There are definitely troubling points in this economic growth picture. The data across the board -- ISM, goods orders, export orders, etc. -- have not improved at all. The CLO (collaterals loan obligation) market has seen a massive fall in October of 5% and has been falling for the past three months. There is stress in the leveraged loan market and subprime auto market. High-yield energy is getting crucified as we see names such as Chesapeake Energy (CHK) and other Shale producers close to bankruptcies. They have overspent and do not have enough cash flow -- and the credit markets are closed to them as lenders have learned from their mistakes of the past. When does all this spill over to the main indices? It is hard to say. But there is serious underlying stress in the system.
Trump tweets of a trade deal going well with China is the same headline recycled 1000 times since last year. It appeals to the algos -- and they keep squeezing the market higher, as the word "deal" appears in any tweet. Trump cannot afford a collapse in his precious stock market rally, as his entire campaign depends on the slogan "we have record unemployment, markets at all-time highs great for 401k's." He is tempted to go easy on this entire Trade War just to get something signed to show to the people how he got the best deal ever. Any signs of a trade deal getting close to done is why "growth and cyclically geared" names are shooting higher, as it is the expectation that global GDP will pick up. Taking a look at soya beans prices, which have been falling since October, I am not sure they would agree with this theory.
The market is disconnected from reality. But as they say, follow the liquidity. For now, the U.S. Fed is in full easing mode. The liquidity boost should expect to show up in the economic data over the next few months. If it does not do so, or we have no trade deal soon, the market will go back to trading the fundamentals, which are weak.

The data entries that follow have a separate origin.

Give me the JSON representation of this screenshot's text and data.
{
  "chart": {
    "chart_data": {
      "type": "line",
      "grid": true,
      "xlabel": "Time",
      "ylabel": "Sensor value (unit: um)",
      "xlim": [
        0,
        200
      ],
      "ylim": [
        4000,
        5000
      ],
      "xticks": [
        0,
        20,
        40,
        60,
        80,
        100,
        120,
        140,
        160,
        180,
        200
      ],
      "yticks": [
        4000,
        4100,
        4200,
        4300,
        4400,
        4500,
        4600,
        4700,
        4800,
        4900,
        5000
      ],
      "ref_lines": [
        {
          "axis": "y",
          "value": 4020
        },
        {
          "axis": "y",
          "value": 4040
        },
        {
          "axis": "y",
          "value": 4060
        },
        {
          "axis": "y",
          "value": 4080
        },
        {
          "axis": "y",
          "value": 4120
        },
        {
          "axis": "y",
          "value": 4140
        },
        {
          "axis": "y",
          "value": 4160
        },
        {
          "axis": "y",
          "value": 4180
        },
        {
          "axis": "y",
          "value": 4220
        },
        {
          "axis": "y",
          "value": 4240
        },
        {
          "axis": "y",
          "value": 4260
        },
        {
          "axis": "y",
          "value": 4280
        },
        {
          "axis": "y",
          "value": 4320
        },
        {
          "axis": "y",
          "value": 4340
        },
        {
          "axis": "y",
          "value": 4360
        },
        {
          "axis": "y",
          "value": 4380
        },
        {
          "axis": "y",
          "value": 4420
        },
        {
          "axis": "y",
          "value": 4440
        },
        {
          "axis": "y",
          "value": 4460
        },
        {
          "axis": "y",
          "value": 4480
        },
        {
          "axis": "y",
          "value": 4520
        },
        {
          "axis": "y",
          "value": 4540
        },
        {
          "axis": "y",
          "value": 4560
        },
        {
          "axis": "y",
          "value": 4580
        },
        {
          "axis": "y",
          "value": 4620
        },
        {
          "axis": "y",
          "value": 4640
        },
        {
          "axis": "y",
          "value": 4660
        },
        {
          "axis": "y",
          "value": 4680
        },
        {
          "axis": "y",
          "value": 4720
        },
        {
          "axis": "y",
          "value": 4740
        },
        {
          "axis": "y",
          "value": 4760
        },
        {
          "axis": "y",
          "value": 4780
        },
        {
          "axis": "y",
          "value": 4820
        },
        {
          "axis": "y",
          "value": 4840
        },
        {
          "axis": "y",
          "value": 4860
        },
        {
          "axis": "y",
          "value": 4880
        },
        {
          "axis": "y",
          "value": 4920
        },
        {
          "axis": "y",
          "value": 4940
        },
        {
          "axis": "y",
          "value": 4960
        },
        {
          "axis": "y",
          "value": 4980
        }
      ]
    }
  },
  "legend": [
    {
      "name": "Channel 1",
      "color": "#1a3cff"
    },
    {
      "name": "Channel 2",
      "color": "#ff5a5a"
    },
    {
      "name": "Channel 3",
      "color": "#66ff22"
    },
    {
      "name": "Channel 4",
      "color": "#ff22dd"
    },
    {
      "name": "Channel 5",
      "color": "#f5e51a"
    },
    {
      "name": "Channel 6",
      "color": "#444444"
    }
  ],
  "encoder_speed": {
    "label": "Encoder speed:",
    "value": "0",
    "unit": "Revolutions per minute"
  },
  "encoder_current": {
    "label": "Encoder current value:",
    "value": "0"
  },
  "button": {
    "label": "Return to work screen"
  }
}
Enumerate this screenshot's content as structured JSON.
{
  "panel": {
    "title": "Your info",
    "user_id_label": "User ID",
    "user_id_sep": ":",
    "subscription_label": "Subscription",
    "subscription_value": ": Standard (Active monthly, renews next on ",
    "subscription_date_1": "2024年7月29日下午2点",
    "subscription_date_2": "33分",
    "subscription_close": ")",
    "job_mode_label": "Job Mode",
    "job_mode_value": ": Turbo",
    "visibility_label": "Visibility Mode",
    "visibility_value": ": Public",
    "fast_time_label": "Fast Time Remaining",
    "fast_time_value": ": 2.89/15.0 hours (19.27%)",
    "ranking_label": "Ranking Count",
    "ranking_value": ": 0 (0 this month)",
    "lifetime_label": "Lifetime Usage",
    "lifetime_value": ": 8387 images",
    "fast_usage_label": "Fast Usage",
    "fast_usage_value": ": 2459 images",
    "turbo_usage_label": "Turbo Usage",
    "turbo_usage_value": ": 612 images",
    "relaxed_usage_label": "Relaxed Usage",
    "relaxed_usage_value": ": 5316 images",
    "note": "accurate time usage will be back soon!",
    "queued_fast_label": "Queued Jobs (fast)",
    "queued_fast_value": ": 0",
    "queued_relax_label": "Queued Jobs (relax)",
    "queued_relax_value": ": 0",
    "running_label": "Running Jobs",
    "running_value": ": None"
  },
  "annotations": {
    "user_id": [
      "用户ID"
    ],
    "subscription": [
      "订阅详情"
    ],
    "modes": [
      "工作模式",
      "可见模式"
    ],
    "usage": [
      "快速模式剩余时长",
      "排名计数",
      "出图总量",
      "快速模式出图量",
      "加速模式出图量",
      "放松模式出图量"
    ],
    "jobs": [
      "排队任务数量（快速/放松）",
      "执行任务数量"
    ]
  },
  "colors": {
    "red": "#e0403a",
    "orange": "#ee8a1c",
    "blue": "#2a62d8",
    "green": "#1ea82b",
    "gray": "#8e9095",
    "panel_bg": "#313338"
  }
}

There is no way to capture alpha right now. You either take a view of long economic growth or short recession trade. The former will see commodities and cyclical entities fly at the cost of bonds, utilities and gold, etc. The latter, vice versa. The technical gurus point to how the S&P 500 has been range-bound for the past two years and is now showing a break to the upside. I cannot deny that, but technicals usually need the fundamentals (earnings) to justify the move. For now, after this vicious rotation these past few weeks, the market is torn and investors are even more confused as logic has not prevailed.